A recent ‘Ask the Expert’ question to The Goddard School Blog reads, ‘Everyone at our house knows that ‘discipline by distraction’ works well for very young children. At what point should we start  actively teaching boundaries and appropriate behavior? Is 20 months too late to start the process? At what age can that kind of gentle discipline start to become effective?’

All children–and parents–are unique, so I have no clue what age would be best for any particular child-parent pair to start a system of discipline. All I can discuss are ranges when developmental agendas are unfolding and try to give you some heads-ups.

Between 18-36 months, so much happens developmentally that it’s easy to lose sight of the objective. The long-term goal here is cultivating self-control in the child, not parental control of the child. Through your words and your own behavior during this period, you are teaching the basics of judgment and control that will work not only when you are present, but hopefully when you are not, as in those teen years.

Before shame and guilt show up, discipline by distraction is your best hope.  Shame and guilt are critical partners in disciplining children and they develop late in the second year for most kids.  Shame arises when a toddler gets an unexpected, negative reaction to something he/she has done from someone he/she loves. He/she feels instantly deflated and may or may not blush, but he/she clearly registers a negative physical reaction to this interaction. This reaction doesn’t exist earlier because the brain has only just now developed the complex connections between words, behavior and emotions.

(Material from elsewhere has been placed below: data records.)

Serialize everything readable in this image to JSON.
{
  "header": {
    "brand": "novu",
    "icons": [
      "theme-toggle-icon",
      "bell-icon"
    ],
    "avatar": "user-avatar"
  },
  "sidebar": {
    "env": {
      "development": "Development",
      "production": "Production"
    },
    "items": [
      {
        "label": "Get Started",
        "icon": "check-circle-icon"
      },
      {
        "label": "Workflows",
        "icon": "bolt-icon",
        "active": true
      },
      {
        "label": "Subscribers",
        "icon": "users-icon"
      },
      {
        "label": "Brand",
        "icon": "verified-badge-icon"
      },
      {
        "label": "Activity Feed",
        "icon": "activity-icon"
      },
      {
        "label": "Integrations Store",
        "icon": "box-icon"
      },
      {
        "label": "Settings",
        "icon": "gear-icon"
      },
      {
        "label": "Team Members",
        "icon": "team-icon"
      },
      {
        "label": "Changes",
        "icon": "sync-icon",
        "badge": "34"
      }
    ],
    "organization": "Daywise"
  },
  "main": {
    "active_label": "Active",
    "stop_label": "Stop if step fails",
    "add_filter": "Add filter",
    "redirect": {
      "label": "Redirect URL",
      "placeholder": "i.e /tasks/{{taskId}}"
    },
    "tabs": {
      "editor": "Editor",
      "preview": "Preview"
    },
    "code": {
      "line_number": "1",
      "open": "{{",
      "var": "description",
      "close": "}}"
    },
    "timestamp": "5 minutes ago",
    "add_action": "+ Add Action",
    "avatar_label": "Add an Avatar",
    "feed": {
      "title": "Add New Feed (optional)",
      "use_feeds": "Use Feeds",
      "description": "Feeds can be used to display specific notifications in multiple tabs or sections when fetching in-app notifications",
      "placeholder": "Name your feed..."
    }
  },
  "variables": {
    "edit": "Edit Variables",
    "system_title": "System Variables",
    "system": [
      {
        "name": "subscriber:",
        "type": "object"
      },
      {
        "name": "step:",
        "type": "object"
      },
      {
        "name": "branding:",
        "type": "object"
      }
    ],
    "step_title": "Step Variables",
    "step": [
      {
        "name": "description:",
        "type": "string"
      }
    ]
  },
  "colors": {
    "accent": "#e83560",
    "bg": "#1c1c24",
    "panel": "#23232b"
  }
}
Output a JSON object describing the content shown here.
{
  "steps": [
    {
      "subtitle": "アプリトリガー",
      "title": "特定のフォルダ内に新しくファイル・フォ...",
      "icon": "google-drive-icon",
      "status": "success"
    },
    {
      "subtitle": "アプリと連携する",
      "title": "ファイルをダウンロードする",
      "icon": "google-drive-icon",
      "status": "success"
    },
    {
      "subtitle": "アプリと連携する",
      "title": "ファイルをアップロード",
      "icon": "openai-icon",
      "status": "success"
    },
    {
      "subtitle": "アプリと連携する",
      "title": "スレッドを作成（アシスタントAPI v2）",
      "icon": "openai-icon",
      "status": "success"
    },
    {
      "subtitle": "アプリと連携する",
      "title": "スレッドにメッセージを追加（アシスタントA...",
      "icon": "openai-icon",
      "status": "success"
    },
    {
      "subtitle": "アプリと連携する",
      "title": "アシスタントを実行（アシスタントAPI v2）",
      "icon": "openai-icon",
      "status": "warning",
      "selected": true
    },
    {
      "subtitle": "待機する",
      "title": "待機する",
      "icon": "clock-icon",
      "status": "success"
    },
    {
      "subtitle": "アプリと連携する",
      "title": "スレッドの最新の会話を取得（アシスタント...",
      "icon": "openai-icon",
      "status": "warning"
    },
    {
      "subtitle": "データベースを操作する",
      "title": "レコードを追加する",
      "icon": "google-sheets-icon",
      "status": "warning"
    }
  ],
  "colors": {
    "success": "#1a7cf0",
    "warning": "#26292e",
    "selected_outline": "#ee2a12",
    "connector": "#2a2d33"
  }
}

What you do next will help the child learn over time that his negative behavior violates your important standards for his well-being, and that there are ways to avoid guilt, which is the primary consequence of shame and hurts just as much. Therefore, once that shame reaction starts, it’s worth adding a firm but simple “No, we don’t jump on the coffee table.” The toddler’s increasing memory skills are sometimes  helping him to remember that even when the coffee table leap looks like fun, the grown-ups don’t like that behavior.

Your consistent, firm,  low-key and brief repetition of the same words and actions in response to his dangerous or uncooperative behavior enable your child to begin to feel emotional distress (shame and guilt) when he breaks those rules. His desire to please you is something to rely on, but not to manipulate. After about18 months of this kind of interaction, your child will show the beginning of a sense of right and wrong. Voila! A conscience starts to emerge just in the nick of time (about pre-K).

Our kids aren’t the only ones feeling shame and guilt. How we manage those emotions in ourselves is related to our own personal character and temperament. Periodically reassess the fit between you and your child’s temperamental styles enough to stay in sync so that you don’t feel you are ‘constantly battling.’ Laid-back kids are often confused by feisty caretakers, just as shy parents are flustered by feisty kids. One solution is to do more tag-teaming with the parent or grandparent that seems to be less ‘undone’ by the challenging behavior during this stage. Now you know why there are quotes around ‘teaching’ in the title.  Remember, it DOES get better.

Additional guidance is from Chapter 8 of Dr. Pruett’s Me, Myself and I: How Children Build Their Sense of Self: 18-36 Months, Goddard Press.